“Prediction is very difficult, especially if it’s about the future”, the Nobel laureate in Physics Nils Bohr is quoted. That was our first thought when we came across a Bloomberg article on the predictions of US equity strategists of the major Wall Street Houses for the 2nd half of the year.
Indeed, over the last ten years, the forecasters have a terrible track record: they only got their prediction approximatively right one time out of 10!
Don’t get me wrong; my intention here is certainly not to do strategists bashing, I just want to make the point that forecasting the direction of the stock markets in the short run is a pure guessing game, even for probably the best educated, intelligent and knowledgeable finance professionals of Wall Street.
The former Secretary of Defence under the President Bush Jr. administration, Donald Rumsfeld, once distinguished, albeit in a completely different context, between the “known knowns”, the “known unknown” and the “unknown unknowns”. In halfway efficient markets, the “known knowns” are probably all priced in the current stock prices while the “known unknowns”, like political changes, trade wars, monetary policies, direction of oil prices can be analysed. As humble investors, we would however argue that we find it extremely difficult to get these factors right. For the “unknown unknowns”, the so-called black swans, they are by nature unpredictable.

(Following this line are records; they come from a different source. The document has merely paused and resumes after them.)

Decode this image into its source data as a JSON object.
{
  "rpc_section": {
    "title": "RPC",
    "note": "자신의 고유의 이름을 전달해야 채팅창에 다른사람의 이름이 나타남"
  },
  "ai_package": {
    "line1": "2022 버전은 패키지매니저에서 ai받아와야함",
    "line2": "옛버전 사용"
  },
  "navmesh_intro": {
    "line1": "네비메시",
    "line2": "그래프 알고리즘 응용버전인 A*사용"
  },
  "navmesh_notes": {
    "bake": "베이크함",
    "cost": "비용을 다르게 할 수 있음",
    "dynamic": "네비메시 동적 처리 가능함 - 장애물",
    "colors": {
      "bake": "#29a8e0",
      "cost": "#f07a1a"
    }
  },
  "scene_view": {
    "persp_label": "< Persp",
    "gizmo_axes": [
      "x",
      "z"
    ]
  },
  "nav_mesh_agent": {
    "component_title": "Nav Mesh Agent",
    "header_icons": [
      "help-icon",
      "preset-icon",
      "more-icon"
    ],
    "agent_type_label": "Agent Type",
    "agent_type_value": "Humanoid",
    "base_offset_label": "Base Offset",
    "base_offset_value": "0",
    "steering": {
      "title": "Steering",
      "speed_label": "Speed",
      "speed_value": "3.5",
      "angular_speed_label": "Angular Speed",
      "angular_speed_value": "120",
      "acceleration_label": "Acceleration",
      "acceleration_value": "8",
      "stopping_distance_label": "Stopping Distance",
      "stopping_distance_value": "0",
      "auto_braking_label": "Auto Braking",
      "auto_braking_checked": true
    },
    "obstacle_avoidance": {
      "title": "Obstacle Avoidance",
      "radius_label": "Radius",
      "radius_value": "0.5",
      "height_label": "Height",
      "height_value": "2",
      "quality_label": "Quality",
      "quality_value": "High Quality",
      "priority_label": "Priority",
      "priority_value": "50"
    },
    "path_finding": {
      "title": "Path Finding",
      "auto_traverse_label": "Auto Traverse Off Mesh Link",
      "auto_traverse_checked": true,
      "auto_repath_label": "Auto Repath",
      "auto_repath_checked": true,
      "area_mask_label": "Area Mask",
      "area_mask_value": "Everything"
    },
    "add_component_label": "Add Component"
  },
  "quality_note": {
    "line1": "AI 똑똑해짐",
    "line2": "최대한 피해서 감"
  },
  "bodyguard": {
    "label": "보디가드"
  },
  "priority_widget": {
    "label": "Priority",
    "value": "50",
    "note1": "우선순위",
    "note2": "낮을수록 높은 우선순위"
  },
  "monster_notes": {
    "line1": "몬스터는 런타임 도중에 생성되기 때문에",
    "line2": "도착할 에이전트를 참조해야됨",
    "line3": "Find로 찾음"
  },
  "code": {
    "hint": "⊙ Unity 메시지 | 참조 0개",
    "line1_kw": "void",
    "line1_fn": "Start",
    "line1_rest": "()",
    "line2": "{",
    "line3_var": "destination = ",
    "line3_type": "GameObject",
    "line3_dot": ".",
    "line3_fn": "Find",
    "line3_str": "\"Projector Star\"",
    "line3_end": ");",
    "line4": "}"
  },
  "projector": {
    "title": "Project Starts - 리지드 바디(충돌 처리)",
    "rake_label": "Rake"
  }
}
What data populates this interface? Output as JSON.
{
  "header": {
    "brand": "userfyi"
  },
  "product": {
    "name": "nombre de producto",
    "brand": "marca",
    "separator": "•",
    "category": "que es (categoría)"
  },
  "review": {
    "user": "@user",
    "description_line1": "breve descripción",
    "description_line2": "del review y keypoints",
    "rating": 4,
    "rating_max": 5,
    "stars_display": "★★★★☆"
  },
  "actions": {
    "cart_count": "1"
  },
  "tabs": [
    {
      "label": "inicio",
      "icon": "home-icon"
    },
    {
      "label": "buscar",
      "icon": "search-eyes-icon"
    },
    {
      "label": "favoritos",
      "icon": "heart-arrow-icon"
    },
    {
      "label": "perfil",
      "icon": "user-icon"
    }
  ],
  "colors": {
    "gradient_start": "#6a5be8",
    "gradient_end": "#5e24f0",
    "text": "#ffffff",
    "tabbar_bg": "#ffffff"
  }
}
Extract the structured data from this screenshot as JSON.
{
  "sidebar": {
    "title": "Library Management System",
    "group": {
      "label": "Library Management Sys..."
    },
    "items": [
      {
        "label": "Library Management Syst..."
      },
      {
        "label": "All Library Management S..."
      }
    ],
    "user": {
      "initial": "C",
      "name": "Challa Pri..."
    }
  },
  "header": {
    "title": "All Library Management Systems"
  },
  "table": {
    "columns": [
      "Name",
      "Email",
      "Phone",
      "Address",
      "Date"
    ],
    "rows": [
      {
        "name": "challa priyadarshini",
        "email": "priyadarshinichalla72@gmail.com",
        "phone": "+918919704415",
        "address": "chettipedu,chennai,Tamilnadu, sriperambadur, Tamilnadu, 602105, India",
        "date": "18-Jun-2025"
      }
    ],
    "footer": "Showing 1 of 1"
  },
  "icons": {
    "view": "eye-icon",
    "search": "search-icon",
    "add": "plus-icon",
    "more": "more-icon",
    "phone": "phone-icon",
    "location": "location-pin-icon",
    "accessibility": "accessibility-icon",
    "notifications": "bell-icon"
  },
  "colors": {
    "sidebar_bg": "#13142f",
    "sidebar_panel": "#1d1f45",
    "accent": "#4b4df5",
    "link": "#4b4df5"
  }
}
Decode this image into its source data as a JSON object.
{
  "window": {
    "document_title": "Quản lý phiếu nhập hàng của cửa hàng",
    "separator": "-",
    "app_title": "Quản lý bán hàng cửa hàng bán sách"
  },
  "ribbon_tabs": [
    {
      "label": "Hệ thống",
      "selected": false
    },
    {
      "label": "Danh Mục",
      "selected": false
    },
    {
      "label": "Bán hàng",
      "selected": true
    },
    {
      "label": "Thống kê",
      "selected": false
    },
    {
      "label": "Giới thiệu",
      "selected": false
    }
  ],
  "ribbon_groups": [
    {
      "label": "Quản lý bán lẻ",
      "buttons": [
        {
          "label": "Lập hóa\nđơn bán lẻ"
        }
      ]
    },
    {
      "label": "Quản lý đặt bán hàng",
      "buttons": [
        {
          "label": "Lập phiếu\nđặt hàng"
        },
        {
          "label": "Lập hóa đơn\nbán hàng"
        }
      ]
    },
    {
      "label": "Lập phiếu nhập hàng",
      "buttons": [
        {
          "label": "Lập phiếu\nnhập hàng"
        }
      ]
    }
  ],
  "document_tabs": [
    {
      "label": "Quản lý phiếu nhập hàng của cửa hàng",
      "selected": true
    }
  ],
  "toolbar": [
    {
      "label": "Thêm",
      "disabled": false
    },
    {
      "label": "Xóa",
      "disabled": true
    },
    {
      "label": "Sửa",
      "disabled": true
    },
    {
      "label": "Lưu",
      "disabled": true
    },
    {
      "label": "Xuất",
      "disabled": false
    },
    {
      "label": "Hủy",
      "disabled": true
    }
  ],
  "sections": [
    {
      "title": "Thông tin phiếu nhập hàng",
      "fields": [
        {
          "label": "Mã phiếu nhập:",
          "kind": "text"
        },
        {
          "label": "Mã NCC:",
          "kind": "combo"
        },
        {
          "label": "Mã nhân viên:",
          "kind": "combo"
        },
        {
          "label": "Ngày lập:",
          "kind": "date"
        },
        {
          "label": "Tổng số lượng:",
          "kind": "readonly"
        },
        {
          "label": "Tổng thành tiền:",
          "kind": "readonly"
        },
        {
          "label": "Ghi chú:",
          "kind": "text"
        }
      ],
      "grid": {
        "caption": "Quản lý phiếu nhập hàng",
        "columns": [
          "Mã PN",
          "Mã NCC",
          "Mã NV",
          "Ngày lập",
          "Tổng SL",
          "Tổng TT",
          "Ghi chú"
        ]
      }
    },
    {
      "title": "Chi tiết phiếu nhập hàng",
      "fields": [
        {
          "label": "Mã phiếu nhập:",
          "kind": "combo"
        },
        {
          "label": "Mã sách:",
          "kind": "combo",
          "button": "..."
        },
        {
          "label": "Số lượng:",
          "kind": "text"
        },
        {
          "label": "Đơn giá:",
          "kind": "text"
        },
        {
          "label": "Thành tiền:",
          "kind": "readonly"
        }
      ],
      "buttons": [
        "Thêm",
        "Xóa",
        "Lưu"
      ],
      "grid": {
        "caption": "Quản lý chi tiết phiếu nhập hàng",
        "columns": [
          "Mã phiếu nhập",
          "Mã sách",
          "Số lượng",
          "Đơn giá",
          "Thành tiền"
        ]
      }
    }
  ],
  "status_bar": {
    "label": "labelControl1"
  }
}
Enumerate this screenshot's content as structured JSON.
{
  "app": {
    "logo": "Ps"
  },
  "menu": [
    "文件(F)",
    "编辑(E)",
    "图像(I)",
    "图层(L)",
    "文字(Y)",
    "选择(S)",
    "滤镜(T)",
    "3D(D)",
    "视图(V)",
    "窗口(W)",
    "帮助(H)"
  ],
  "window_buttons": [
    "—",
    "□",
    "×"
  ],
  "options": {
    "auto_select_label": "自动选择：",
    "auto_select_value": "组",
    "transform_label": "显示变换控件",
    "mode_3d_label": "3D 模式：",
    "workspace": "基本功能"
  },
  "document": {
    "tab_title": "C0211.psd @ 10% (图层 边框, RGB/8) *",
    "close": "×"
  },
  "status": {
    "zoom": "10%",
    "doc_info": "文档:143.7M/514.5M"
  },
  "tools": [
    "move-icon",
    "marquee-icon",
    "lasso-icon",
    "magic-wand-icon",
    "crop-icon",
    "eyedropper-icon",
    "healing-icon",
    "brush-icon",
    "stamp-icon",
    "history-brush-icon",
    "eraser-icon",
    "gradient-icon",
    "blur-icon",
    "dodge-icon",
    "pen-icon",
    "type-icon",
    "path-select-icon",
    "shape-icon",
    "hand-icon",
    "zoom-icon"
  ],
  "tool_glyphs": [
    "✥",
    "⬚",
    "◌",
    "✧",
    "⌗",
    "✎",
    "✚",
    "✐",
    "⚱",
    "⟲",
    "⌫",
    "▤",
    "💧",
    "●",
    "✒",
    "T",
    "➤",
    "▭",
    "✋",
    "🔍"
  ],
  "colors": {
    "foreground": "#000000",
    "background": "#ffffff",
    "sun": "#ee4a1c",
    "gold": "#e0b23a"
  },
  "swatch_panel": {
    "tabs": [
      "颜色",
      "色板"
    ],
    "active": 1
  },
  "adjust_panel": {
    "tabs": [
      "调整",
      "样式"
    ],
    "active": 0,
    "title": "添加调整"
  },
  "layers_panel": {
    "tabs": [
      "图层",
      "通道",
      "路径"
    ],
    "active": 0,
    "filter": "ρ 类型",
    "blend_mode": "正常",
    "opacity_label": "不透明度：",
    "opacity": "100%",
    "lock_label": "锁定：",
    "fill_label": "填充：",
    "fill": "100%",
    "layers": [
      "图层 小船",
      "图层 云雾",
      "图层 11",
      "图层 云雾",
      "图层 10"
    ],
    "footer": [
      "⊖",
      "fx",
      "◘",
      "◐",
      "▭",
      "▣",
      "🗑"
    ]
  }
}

Where does this leave us as value investors?
First, we save a lot of time by not even trying to forecast markets in the short run. We are guided by the principle that stocks are ownership fractions of a business. Market puts a price on these stocks on a second by second basis. We invest when we spot a significant margin of safety, or discount, of the stock price to what we think the business is worth. In our analysis of the business, we look of course at the operational environment the company is in and try to understand the impact of the “known knowns” and “unknowns” on these businesses and ultimately their capacity to deliver earnings to us as shareholders. We have a long-term investment horizon and are able to “sit out” the short-term volatility and remain firm in our investment decisions. We are convinced that investing in a portfolio of significantly undervalued but solid businesses creates value over time. That is completely different than trying to forecast the market for the next 6 months and position the portfolio accordingly.
Léon Kirch, CIO & partner, European Capital Partners